* **What the task requires**
Figure out the number of lines in the data that hold the string "Drums". Reply with that figure only.

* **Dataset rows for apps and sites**
------------------------
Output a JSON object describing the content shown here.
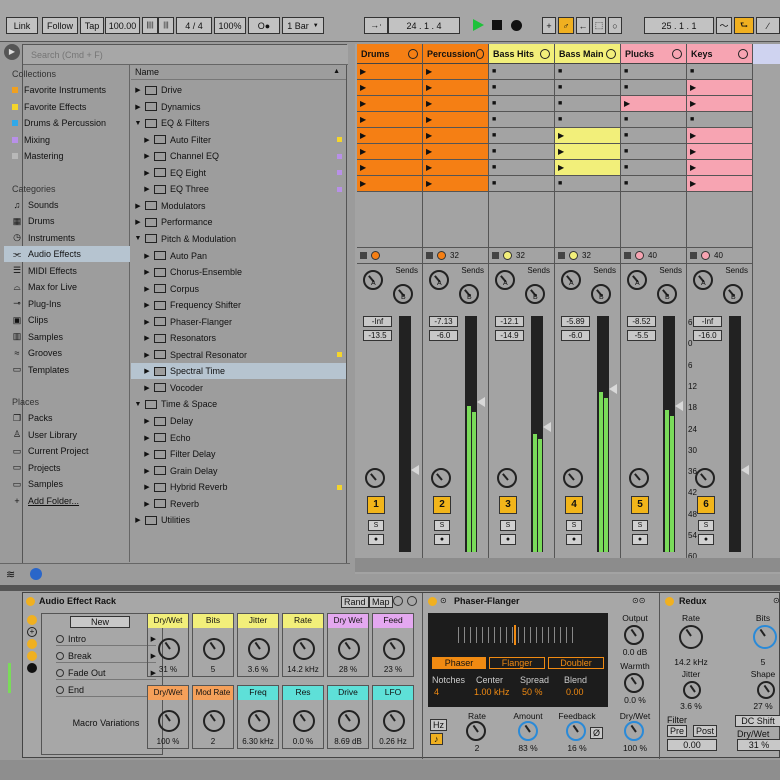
{
  "topbar": {
    "link": "Link",
    "follow": "Follow",
    "tap": "Tap",
    "tempo": "100.00",
    "meter_icon": "||||",
    "meter_icon2": "|||",
    "sig": "4 / 4",
    "zoom": "100%",
    "quant_icon": "O●",
    "bar": "1 Bar",
    "pos1": "24 .  1 .  4",
    "pos2": "25 .  1 .  1",
    "arrow": "→⋅"
  },
  "browser": {
    "search_placeholder": "Search (Cmd + F)",
    "collections_header": "Collections",
    "collections": [
      {
        "label": "Favorite Instruments",
        "color": "#f0a020"
      },
      {
        "label": "Favorite Effects",
        "color": "#f5d52a"
      },
      {
        "label": "Drums & Percussion",
        "color": "#30a8e8"
      },
      {
        "label": "Mixing",
        "color": "#b890e8"
      },
      {
        "label": "Mastering",
        "color": "#b8b8b8"
      }
    ],
    "categories_header": "Categories",
    "categories": [
      {
        "label": "Sounds",
        "icon": "♫"
      },
      {
        "label": "Drums",
        "icon": "▦"
      },
      {
        "label": "Instruments",
        "icon": "◷"
      },
      {
        "label": "Audio Effects",
        "icon": "⫘"
      },
      {
        "label": "MIDI Effects",
        "icon": "☰"
      },
      {
        "label": "Max for Live",
        "icon": "⌓"
      },
      {
        "label": "Plug-Ins",
        "icon": "⊸"
      },
      {
        "label": "Clips",
        "icon": "▣"
      },
      {
        "label": "Samples",
        "icon": "▥"
      },
      {
        "label": "Grooves",
        "icon": "≈"
      },
      {
        "label": "Templates",
        "icon": "▭"
      }
    ],
    "places_header": "Places",
    "places": [
      {
        "label": "Packs",
        "icon": "❐"
      },
      {
        "label": "User Library",
        "icon": "♙"
      },
      {
        "label": "Current Project",
        "icon": "▭"
      },
      {
        "label": "Projects",
        "icon": "▭"
      },
      {
        "label": "Samples",
        "icon": "▭"
      },
      {
        "label": "Add Folder...",
        "icon": "+"
      }
    ],
    "name_header": "Name",
    "files": [
      {
        "label": "Drive",
        "lvl": 0,
        "open": false
      },
      {
        "label": "Dynamics",
        "lvl": 0,
        "open": false
      },
      {
        "label": "EQ & Filters",
        "lvl": 0,
        "open": true
      },
      {
        "label": "Auto Filter",
        "lvl": 1,
        "dot": "#f5d52a"
      },
      {
        "label": "Channel EQ",
        "lvl": 1,
        "dot": "#b890e8"
      },
      {
        "label": "EQ Eight",
        "lvl": 1,
        "dot": "#b890e8"
      },
      {
        "label": "EQ Three",
        "lvl": 1,
        "dot": "#b890e8"
      },
      {
        "label": "Modulators",
        "lvl": 0,
        "open": false
      },
      {
        "label": "Performance",
        "lvl": 0,
        "open": false
      },
      {
        "label": "Pitch & Modulation",
        "lvl": 0,
        "open": true
      },
      {
        "label": "Auto Pan",
        "lvl": 1
      },
      {
        "label": "Chorus-Ensemble",
        "lvl": 1
      },
      {
        "label": "Corpus",
        "lvl": 1
      },
      {
        "label": "Frequency Shifter",
        "lvl": 1
      },
      {
        "label": "Phaser-Flanger",
        "lvl": 1
      },
      {
        "label": "Resonators",
        "lvl": 1
      },
      {
        "label": "Spectral Resonator",
        "lvl": 1,
        "dot": "#f5d52a"
      },
      {
        "label": "Spectral Time",
        "lvl": 1,
        "sel": true
      },
      {
        "label": "Vocoder",
        "lvl": 1
      },
      {
        "label": "Time & Space",
        "lvl": 0,
        "open": true
      },
      {
        "label": "Delay",
        "lvl": 1
      },
      {
        "label": "Echo",
        "lvl": 1
      },
      {
        "label": "Filter Delay",
        "lvl": 1
      },
      {
        "label": "Grain Delay",
        "lvl": 1
      },
      {
        "label": "Hybrid Reverb",
        "lvl": 1,
        "dot": "#f5d52a"
      },
      {
        "label": "Reverb",
        "lvl": 1
      },
      {
        "label": "Utilities",
        "lvl": 0,
        "open": false
      }
    ]
  },
  "tracks": [
    {
      "name": "Drums",
      "color": "#f57f14",
      "vol": "-Inf",
      "vol2": "-13.5",
      "num": "1",
      "count": "",
      "meter": 0
    },
    {
      "name": "Percussion",
      "color": "#f57f14",
      "vol": "-7.13",
      "vol2": "-6.0",
      "num": "2",
      "count": "32",
      "meter": 0.62
    },
    {
      "name": "Bass Hits",
      "color": "#f2ef7a",
      "vol": "-12.1",
      "vol2": "-14.9",
      "num": "3",
      "count": "32",
      "meter": 0.5
    },
    {
      "name": "Bass Main",
      "color": "#f2ef7a",
      "vol": "-5.89",
      "vol2": "-6.0",
      "num": "4",
      "count": "32",
      "meter": 0.68
    },
    {
      "name": "Plucks",
      "color": "#f7a4b2",
      "vol": "-8.52",
      "vol2": "-5.5",
      "num": "5",
      "count": "40",
      "meter": 0.6
    },
    {
      "name": "Keys",
      "color": "#f7a4b2",
      "vol": "-Inf",
      "vol2": "-16.0",
      "num": "6",
      "count": "40",
      "meter": 0
    }
  ],
  "sends_label": "Sends",
  "send_a": "A",
  "send_b": "B",
  "solo": "S",
  "scale": [
    "6",
    "0",
    "6",
    "12",
    "18",
    "24",
    "30",
    "36",
    "42",
    "48",
    "54",
    "60"
  ],
  "rack": {
    "title": "Audio Effect Rack",
    "rand": "Rand",
    "map": "Map",
    "new": "New",
    "variations": [
      "Intro",
      "Break",
      "Fade Out",
      "End"
    ],
    "macro_variations": "Macro Variations",
    "macros": [
      {
        "label": "Dry/Wet",
        "val": "31 %",
        "color": "#f2ef7a"
      },
      {
        "label": "Bits",
        "val": "5",
        "color": "#f2ef7a"
      },
      {
        "label": "Jitter",
        "val": "3.6 %",
        "color": "#f2ef7a"
      },
      {
        "label": "Rate",
        "val": "14.2 kHz",
        "color": "#f2ef7a"
      },
      {
        "label": "Dry Wet",
        "val": "28 %",
        "color": "#e4a8f0"
      },
      {
        "label": "Feed",
        "val": "23 %",
        "color": "#e4a8f0"
      },
      {
        "label": "Dry/Wet",
        "val": "100 %",
        "color": "#f5a05a"
      },
      {
        "label": "Mod Rate",
        "val": "2",
        "color": "#f5a05a"
      },
      {
        "label": "Freq",
        "val": "6.30 kHz",
        "color": "#5ee0d8"
      },
      {
        "label": "Res",
        "val": "0.0 %",
        "color": "#5ee0d8"
      },
      {
        "label": "Drive",
        "val": "8.69 dB",
        "color": "#5ee0d8"
      },
      {
        "label": "LFO",
        "val": "0.26 Hz",
        "color": "#5ee0d8"
      }
    ]
  },
  "phaser": {
    "title": "Phaser-Flanger",
    "modes": [
      "Phaser",
      "Flanger",
      "Doubler"
    ],
    "notches_l": "Notches",
    "notches": "4",
    "center_l": "Center",
    "center": "1.00 kHz",
    "spread_l": "Spread",
    "spread": "50 %",
    "blend_l": "Blend",
    "blend": "0.00",
    "output_l": "Output",
    "output": "0.0 dB",
    "warmth_l": "Warmth",
    "warmth": "0.0 %",
    "drywet_l": "Dry/Wet",
    "drywet": "100 %",
    "rate_l": "Rate",
    "rate": "2",
    "amount_l": "Amount",
    "amount": "83 %",
    "feedback_l": "Feedback",
    "feedback": "16 %",
    "hz": "Hz",
    "note": "♪",
    "phi": "Ø"
  },
  "redux": {
    "title": "Redux",
    "rate_l": "Rate",
    "rate": "14.2 kHz",
    "jitter_l": "Jitter",
    "jitter": "3.6 %",
    "filter_l": "Filter",
    "pre": "Pre",
    "post": "Post",
    "filter_val": "0.00",
    "bits_l": "Bits",
    "bits": "5",
    "shape_l": "Shape",
    "shape": "27 %",
    "dc": "DC Shift",
    "drywet_l": "Dry/Wet",
    "drywet": "31 %"
  }
}
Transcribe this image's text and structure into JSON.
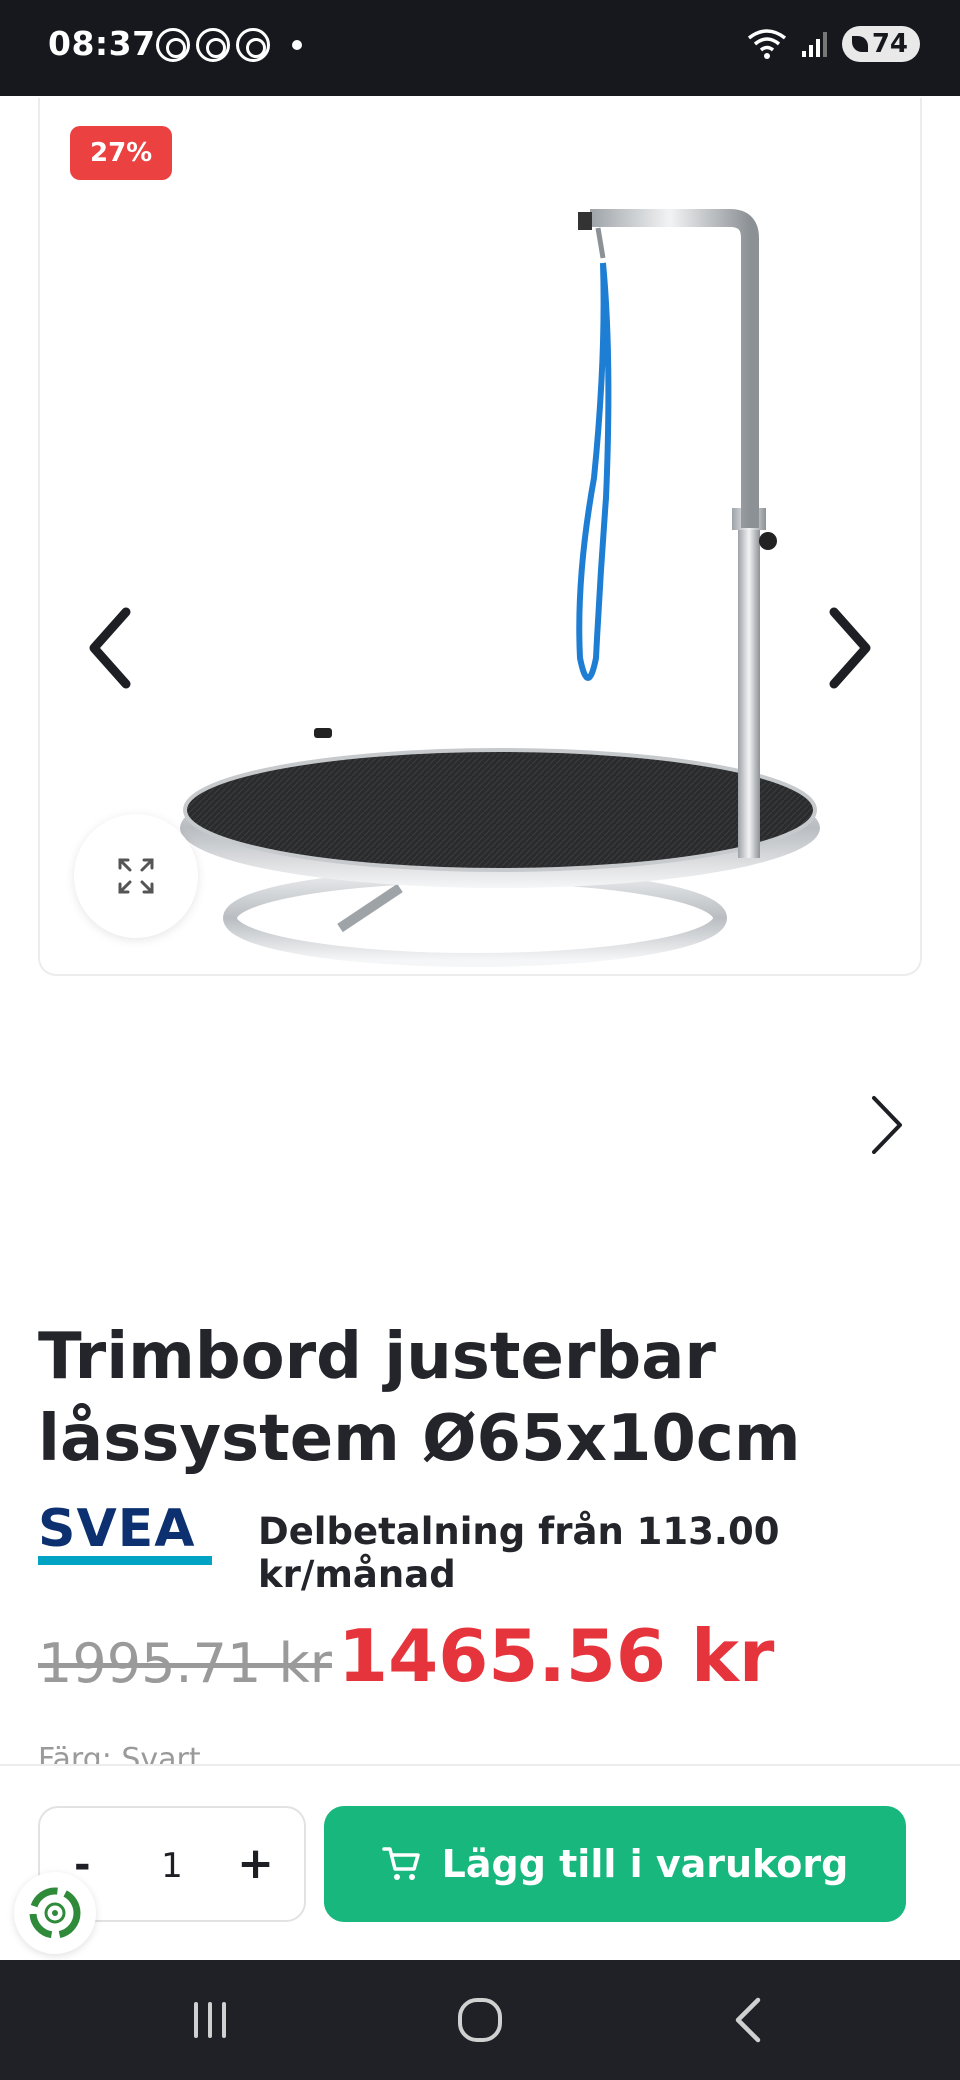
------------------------
* **Exercise result**
3